III. Categories of Objects Subject to Import Restriction
A. 1989 Emergency Action to Protect Aymara Textiles from Coroma (expired May 5, 1996)
Restricted materials date from before 1500 to about 1850 A.D. Categories include tunics, ponchos, mantles, head-coverings, and shawls woven from camelid fiber and sheep wool.
The object types protected by this action appear in the official Designated List (PDF) published in the Federal Register notice of March 14, 1989.
B. 2001 Agreement to Protect Archaaeological and Ethnological Materials
The Designated List (PDF) describing object types covered by the import restrictions was published in the Federal Register by the Department of the Treasury on December 7, 2001.
The restricted archaeological materials range in date from approximately 10,000 B.C. to A.D. 1532, and include objects of ceramic, textile, featherwork, metals, stone, shell, bone, wood and basketry; as well as human remains.
The restricted ethnological materials range in date from A.D. 1533 to 1900 (Colonial and Republican Periods), and include objects of indigenous manufacture and ritual use related to the pre-Columbian past, such as masks, musical instruments, textiles (including but not limited to textiles similar to those from Coroma), featherwork, ceramics; and objects used for rituals and religious ceremonies, including Colonial religious art, such as paintings and sculpture, reliquaries, altars, altar objects, and liturgical vestments.

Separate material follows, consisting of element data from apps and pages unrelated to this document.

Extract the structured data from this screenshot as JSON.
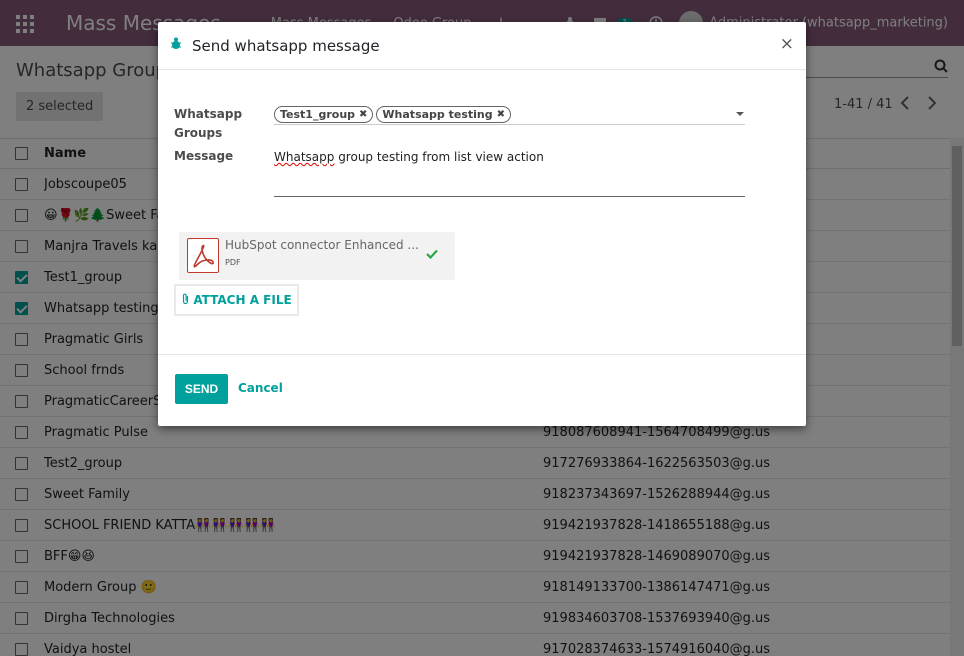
{
  "navbar": {
    "brand": "Mass Messages",
    "menu_1": "Mass Messages",
    "menu_2": "Odoo Group",
    "plus": "+",
    "chat_count": "1",
    "user": "Administrator (whatsapp_marketing)"
  },
  "control_panel": {
    "title": "Whatsapp Group",
    "selected": "2 selected",
    "pager": "1-41 / 41",
    "prev": "‹",
    "next": "›"
  },
  "list": {
    "header_name": "Name",
    "rows": [
      {
        "name": "Jobscoupe05",
        "jid": "",
        "checked": false
      },
      {
        "name": "😀🌹🌿🌲Sweet Fa",
        "jid": "",
        "checked": false
      },
      {
        "name": "Manjra Travels kalam",
        "jid": "",
        "checked": false
      },
      {
        "name": "Test1_group",
        "jid": "",
        "checked": true
      },
      {
        "name": "Whatsapp testing",
        "jid": "",
        "checked": true
      },
      {
        "name": "Pragmatic Girls",
        "jid": "",
        "checked": false
      },
      {
        "name": "School frnds",
        "jid": "",
        "checked": false
      },
      {
        "name": "PragmaticCareerSol",
        "jid": "",
        "checked": false
      },
      {
        "name": "Pragmatic Pulse",
        "jid": "918087608941-1564708499@g.us",
        "checked": false
      },
      {
        "name": "Test2_group",
        "jid": "917276933864-1622563503@g.us",
        "checked": false
      },
      {
        "name": "Sweet Family",
        "jid": "918237343697-1526288944@g.us",
        "checked": false
      },
      {
        "name": "SCHOOL FRIEND KATTA👭👭👭👭👭",
        "jid": "919421937828-1418655188@g.us",
        "checked": false
      },
      {
        "name": "BFF😁😆",
        "jid": "919421937828-1469089070@g.us",
        "checked": false
      },
      {
        "name": "Modern Group 🙂",
        "jid": "918149133700-1386147471@g.us",
        "checked": false
      },
      {
        "name": "Dirgha Technologies",
        "jid": "919834603708-1537693940@g.us",
        "checked": false
      },
      {
        "name": "Vaidya hostel",
        "jid": "917028374633-1574916040@g.us",
        "checked": false
      }
    ]
  },
  "modal": {
    "title": "Send whatsapp message",
    "close": "×",
    "groups_label": "Whatsapp Groups",
    "tags": [
      "Test1_group",
      "Whatsapp testing"
    ],
    "message_label": "Message",
    "message_word1": "Whatsapp",
    "message_rest": " group testing from list view action",
    "attachment_name": "HubSpot connector Enhanced ...",
    "attachment_type": "PDF",
    "attach_label": "ATTACH A FILE",
    "send_label": "SEND",
    "cancel_label": "Cancel"
  },
  "colors": {
    "navbar": "#875a7b",
    "accent": "#00a09d"
  }
}
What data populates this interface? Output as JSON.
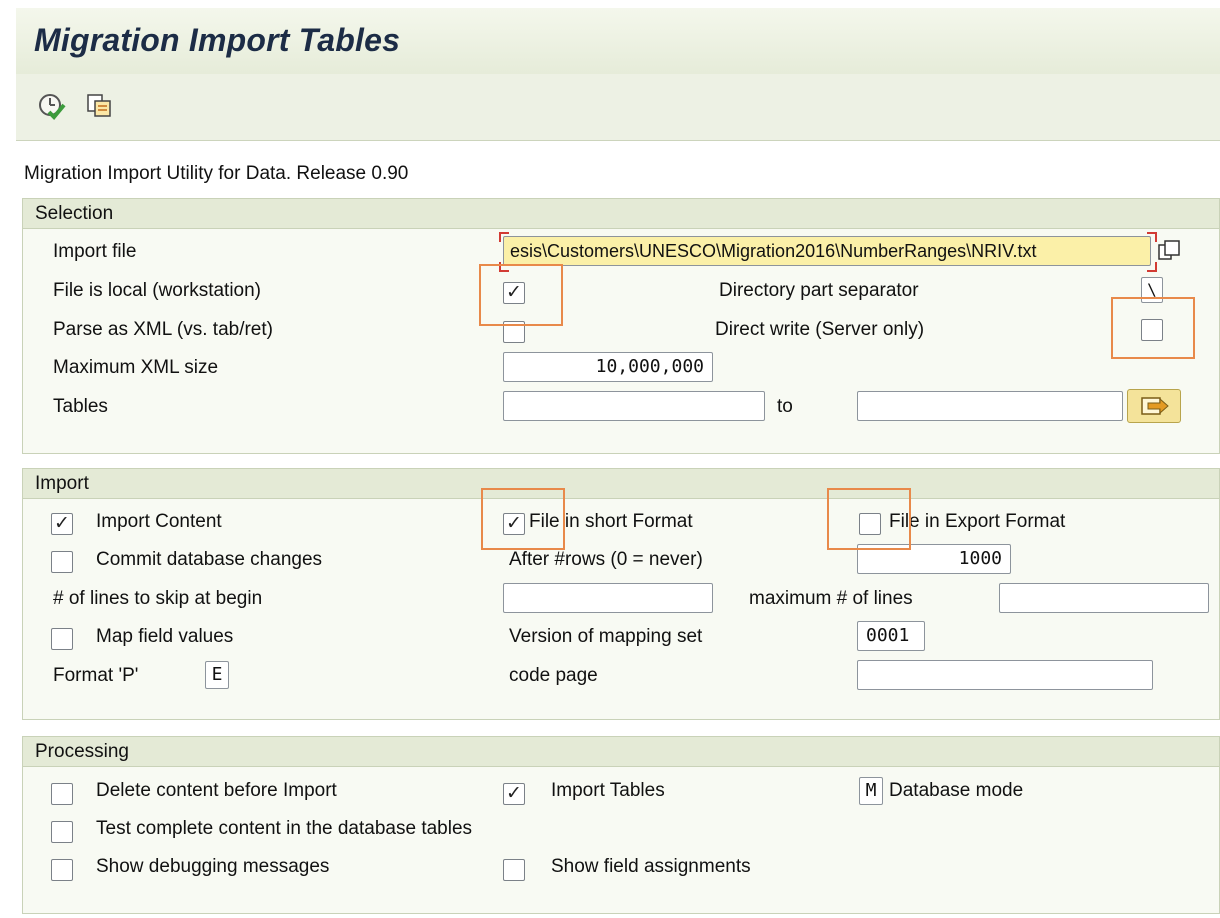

IV. Import Restrictions
A. 1989 Emergency Action (expired May 5, 1996)
Although the import restriction expired, unauthorized removal and transport of the Coroma textiles into the U.S. may be cause for invoking Section 308 (Articles of Stolen Cultural Property) of the Convention on the Cultural Property Implementation Act (PDF), or other applicable laws. Each of the textiles has been photographed and documented.
B. 2001 Agreement
Bolivian objects of types described in the Designated List may enter the U.S. only if they have an export permit issued by the Bolivian government, or documentation that they left Bolivia prior to the effective date of the restriction: December 7, 2001. The Agreement was extended and amended effective December 7, 2006; and extended again effective December 2, 2011.
C. Under the 1973 Pre-Columbian Monumental or Architectural Sculpture or Murals Statute (PDF), monumental or architectural sculpture or murals may be imported into the U.S. only with an export license issued by the country of origin or verifiable documentation that they left the country of origin prior to June 1, 1973.
V. For More Information
United States: The Cultural Heritage Center (email@example.com)
Bolivia : Viceministerio de Desarollo de las Culturas
Calle Ayacucho esquina Potosí
La Paz, Bolivia
Telephone: + 591 2 220 0910 / 220 0949
Fax: + 591 - 2 – 220 0948
Learn more about the agreements countries have signed with the U.S. to protect cultural artifacts.